▶ **Extracted data**:
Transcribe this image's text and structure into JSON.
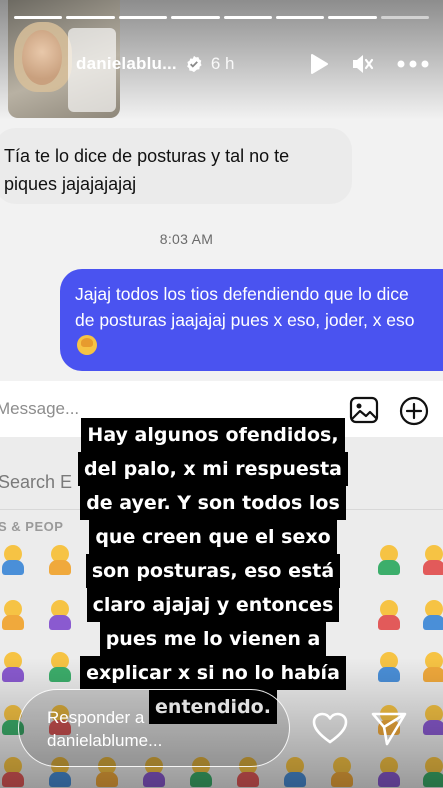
{
  "story": {
    "progress_segments": 8,
    "progress_done": 7,
    "username": "danielablu...",
    "time_ago": "6 h",
    "icons": [
      "verified-badge-icon",
      "play-icon",
      "mute-icon",
      "more-icon"
    ]
  },
  "chat": {
    "incoming_message": "Tía te lo dice de posturas y tal no te piques jajajajajaj",
    "timestamp": "8:03 AM",
    "outgoing_message": "Jajaj todos los tios defendiendo que lo dice de posturas jaajajaj pues x eso, joder, x eso",
    "composer_placeholder": "Message...",
    "keyboard_search": "Search E",
    "keyboard_category": "S & PEOP",
    "accent_color": "#4a53f0"
  },
  "overlay_text": {
    "lines": [
      "Hay algunos ofendidos,",
      "del palo, x mi respuesta",
      "de ayer. Y son todos los",
      "que creen que el sexo",
      "son posturas, eso está",
      "claro ajajaj y entonces",
      "pues me lo vienen a",
      "explicar x si no lo había",
      "entendido."
    ]
  },
  "reply_bar": {
    "placeholder_line1": "Responder a",
    "placeholder_line2": "danielablume..."
  }
}
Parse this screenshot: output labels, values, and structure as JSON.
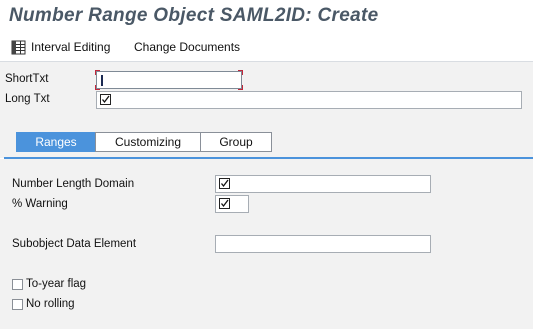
{
  "window": {
    "title": "Number Range Object SAML2ID: Create"
  },
  "toolbar": {
    "interval_editing_label": "Interval Editing",
    "change_documents_label": "Change Documents"
  },
  "header": {
    "short_txt_label": "ShortTxt",
    "short_txt_value": "",
    "long_txt_label": "Long Txt",
    "long_txt_value": ""
  },
  "tabs": [
    {
      "label": "Ranges",
      "active": true
    },
    {
      "label": "Customizing",
      "active": false
    },
    {
      "label": "Group",
      "active": false
    }
  ],
  "ranges": {
    "number_length_domain_label": "Number Length Domain",
    "number_length_domain_value": "",
    "warning_label": "% Warning",
    "warning_value": "",
    "subobject_data_element_label": "Subobject Data Element",
    "subobject_data_element_value": "",
    "to_year_flag_label": "To-year flag",
    "to_year_flag_checked": false,
    "no_rolling_label": "No rolling",
    "no_rolling_checked": false
  },
  "colors": {
    "title": "#4a5866",
    "tab_active": "#4b93dc",
    "focus": "#c0283b",
    "panel_bg": "#f2f2f2"
  },
  "icons": {
    "interval_editing": "table-grid-icon",
    "required_field": "checkbox-required-icon"
  }
}
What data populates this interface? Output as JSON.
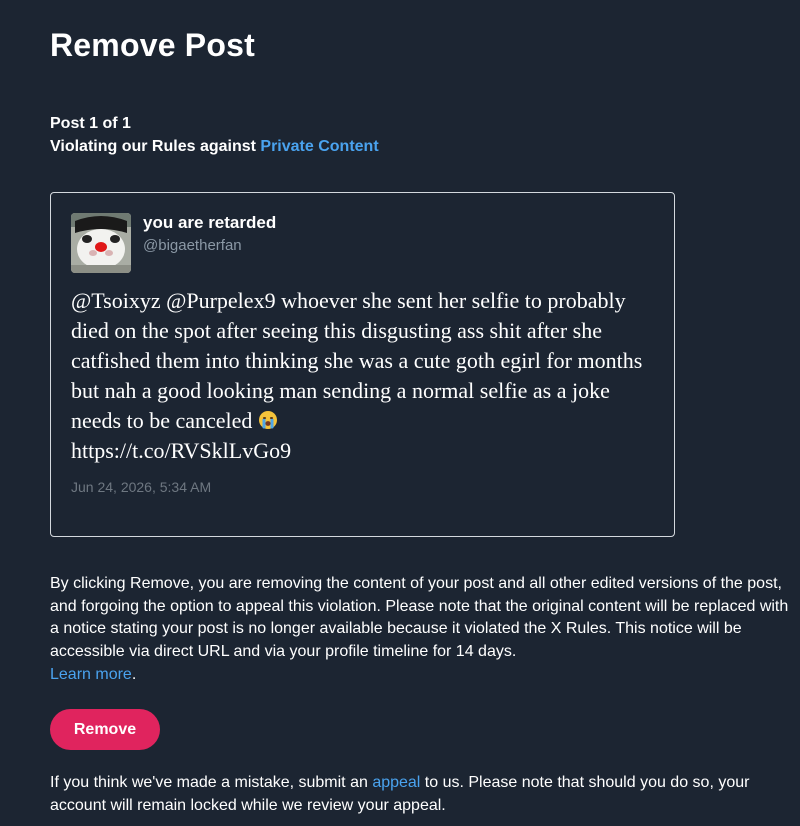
{
  "page": {
    "title": "Remove Post",
    "post_counter": "Post 1 of 1",
    "violation_prefix": "Violating our Rules against ",
    "violation_link": "Private Content"
  },
  "post": {
    "author_name": "you are retarded",
    "author_handle": "@bigaetherfan",
    "text": "@Tsoixyz @Purpelex9 whoever she sent her selfie to probably died on the spot after seeing this disgusting ass shit after she catfished them into thinking she was a cute goth egirl for months but nah a good looking man sending a normal selfie as a joke needs to be canceled",
    "emoji": "loudly-crying-face-icon",
    "link": "https://t.co/RVSklLvGo9",
    "date": "Jun 24, 2026, 5:34 AM"
  },
  "notice": {
    "text": "By clicking Remove, you are removing the content of your post and all other edited versions of the post, and forgoing the option to appeal this violation. Please note that the original content will be replaced with a notice stating your post is no longer available because it violated the X Rules. This notice will be accessible via direct URL and via your profile timeline for 14 days.",
    "learn_more": "Learn more",
    "end": "."
  },
  "remove_button": "Remove",
  "footer": {
    "prefix": "If you think we've made a mistake, submit an ",
    "appeal_link": "appeal",
    "suffix": " to us. Please note that should you do so, your account will remain locked while we review your appeal."
  },
  "colors": {
    "background": "#1c2532",
    "link": "#4aa3ef",
    "remove_button": "#e0245e",
    "card_border": "#d4d9de",
    "handle": "#8b98a5"
  }
}
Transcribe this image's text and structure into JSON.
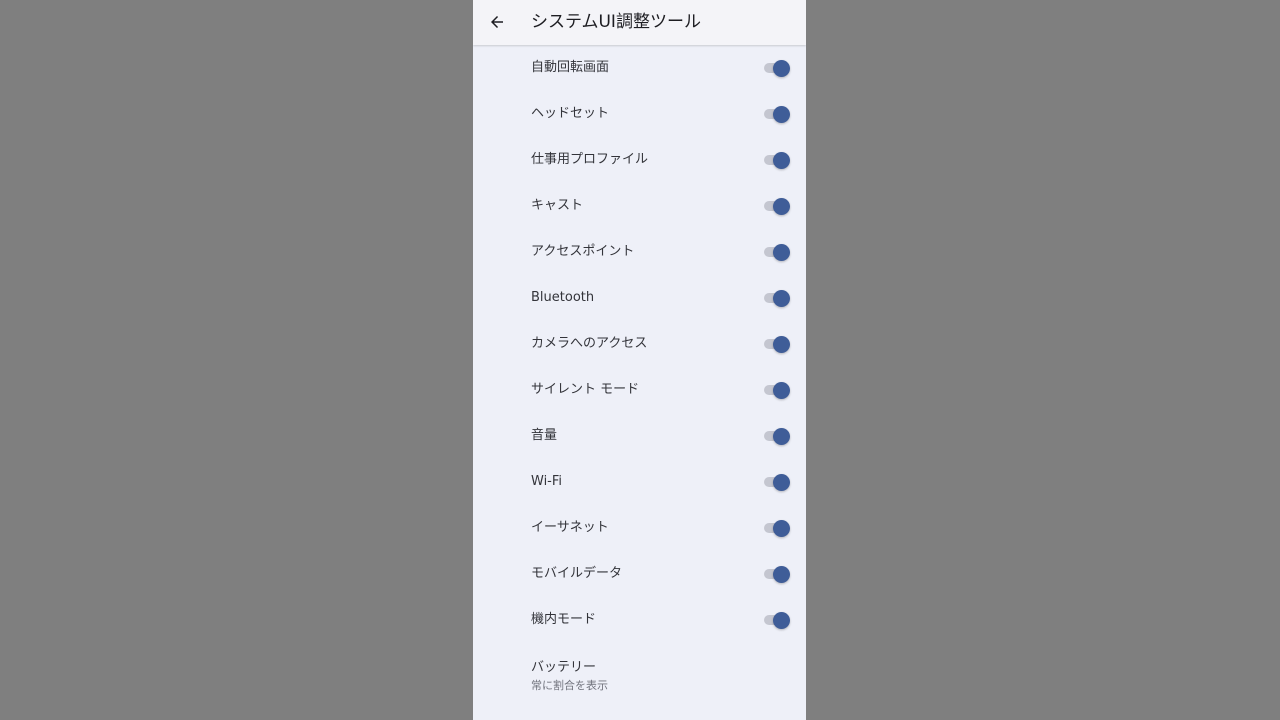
{
  "header": {
    "title": "システムUI調整ツール",
    "back_icon": "arrow-left-icon"
  },
  "colors": {
    "switch_thumb_on": "#3f5d98",
    "switch_track": "#c4c6d0",
    "screen_background": "#eef0f8"
  },
  "items": [
    {
      "label": "自動回転画面",
      "on": true
    },
    {
      "label": "ヘッドセット",
      "on": true
    },
    {
      "label": "仕事用プロファイル",
      "on": true
    },
    {
      "label": "キャスト",
      "on": true
    },
    {
      "label": "アクセスポイント",
      "on": true
    },
    {
      "label": "Bluetooth",
      "on": true
    },
    {
      "label": "カメラへのアクセス",
      "on": true
    },
    {
      "label": "サイレント モード",
      "on": true
    },
    {
      "label": "音量",
      "on": true
    },
    {
      "label": "Wi-Fi",
      "on": true
    },
    {
      "label": "イーサネット",
      "on": true
    },
    {
      "label": "モバイルデータ",
      "on": true
    },
    {
      "label": "機内モード",
      "on": true
    }
  ],
  "battery": {
    "label": "バッテリー",
    "summary": "常に割合を表示"
  }
}
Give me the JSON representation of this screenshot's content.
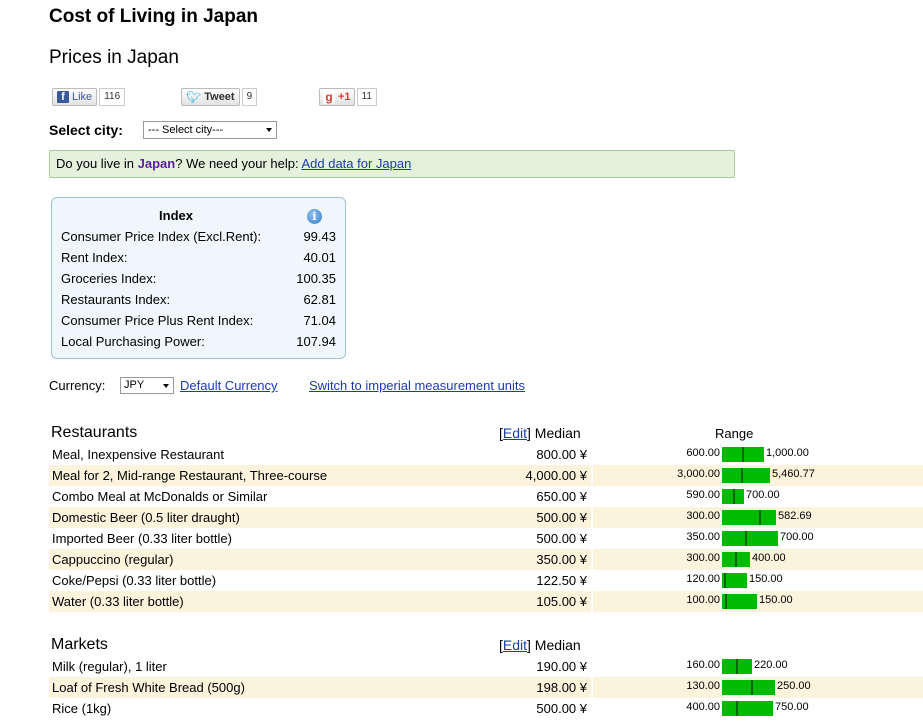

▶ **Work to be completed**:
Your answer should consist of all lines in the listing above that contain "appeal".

▶ **Output for this task**:
    "text": "By clicking Remove, you are removing the content of your post and all other edited versions of the post, and forgoing the option to appeal this violation. Please note that the original content will be replaced with a notice stating your post is no longer available because it violated the X Rules. This notice will be accessible via direct URL and via your profile timeline for 14 days.",
    "appeal_link": "appeal",
    "suffix": " to us. Please note that should you do so, your account will remain locked while we review your appeal."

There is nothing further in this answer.